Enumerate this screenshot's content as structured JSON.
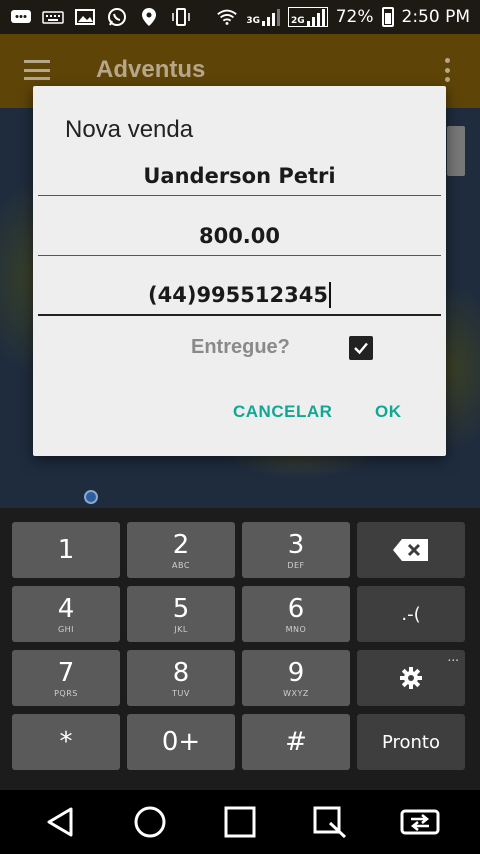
{
  "status_bar": {
    "battery": "72%",
    "time": "2:50 PM",
    "network_1": "3G",
    "network_2": "2G"
  },
  "app_bar": {
    "title": "Adventus"
  },
  "dialog": {
    "title": "Nova venda",
    "name_value": "Uanderson Petri",
    "amount_value": "800.00",
    "phone_value": "(44)995512345",
    "delivered_label": "Entregue?",
    "delivered_checked": true,
    "cancel_label": "CANCELAR",
    "ok_label": "OK"
  },
  "keyboard": {
    "keys": [
      {
        "main": "1",
        "sub": ""
      },
      {
        "main": "2",
        "sub": "ABC"
      },
      {
        "main": "3",
        "sub": "DEF"
      },
      {
        "main": "4",
        "sub": "GHI"
      },
      {
        "main": "5",
        "sub": "JKL"
      },
      {
        "main": "6",
        "sub": "MNO"
      },
      {
        "main": "7",
        "sub": "PQRS"
      },
      {
        "main": "8",
        "sub": "TUV"
      },
      {
        "main": "9",
        "sub": "WXYZ"
      },
      {
        "main": "*",
        "sub": ""
      },
      {
        "main": "0+",
        "sub": ""
      },
      {
        "main": "#",
        "sub": ""
      }
    ],
    "punct_label": ".-(",
    "done_label": "Pronto",
    "more_indicator": "..."
  },
  "colors": {
    "accent": "#10a894",
    "app_bar": "#7b5a0b"
  }
}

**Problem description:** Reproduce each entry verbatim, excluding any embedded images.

**Your solution:**
Enumerate this screenshot's content as structured JSON.
{
  "status_bar": {
    "battery": "72%",
    "time": "2:50 PM",
    "network_1": "3G",
    "network_2": "2G"
  },
  "app_bar": {
    "title": "Adventus"
  },
  "dialog": {
    "title": "Nova venda",
    "name_value": "Uanderson Petri",
    "amount_value": "800.00",
    "phone_value": "(44)995512345",
    "delivered_label": "Entregue?",
    "delivered_checked": true,
    "cancel_label": "CANCELAR",
    "ok_label": "OK"
  },
  "keyboard": {
    "keys": [
      {
        "main": "1",
        "sub": ""
      },
      {
        "main": "2",
        "sub": "ABC"
      },
      {
        "main": "3",
        "sub": "DEF"
      },
      {
        "main": "4",
        "sub": "GHI"
      },
      {
        "main": "5",
        "sub": "JKL"
      },
      {
        "main": "6",
        "sub": "MNO"
      },
      {
        "main": "7",
        "sub": "PQRS"
      },
      {
        "main": "8",
        "sub": "TUV"
      },
      {
        "main": "9",
        "sub": "WXYZ"
      },
      {
        "main": "*",
        "sub": ""
      },
      {
        "main": "0+",
        "sub": ""
      },
      {
        "main": "#",
        "sub": ""
      }
    ],
    "punct_label": ".-(",
    "done_label": "Pronto",
    "more_indicator": "..."
  },
  "colors": {
    "accent": "#10a894",
    "app_bar": "#7b5a0b"
  }
}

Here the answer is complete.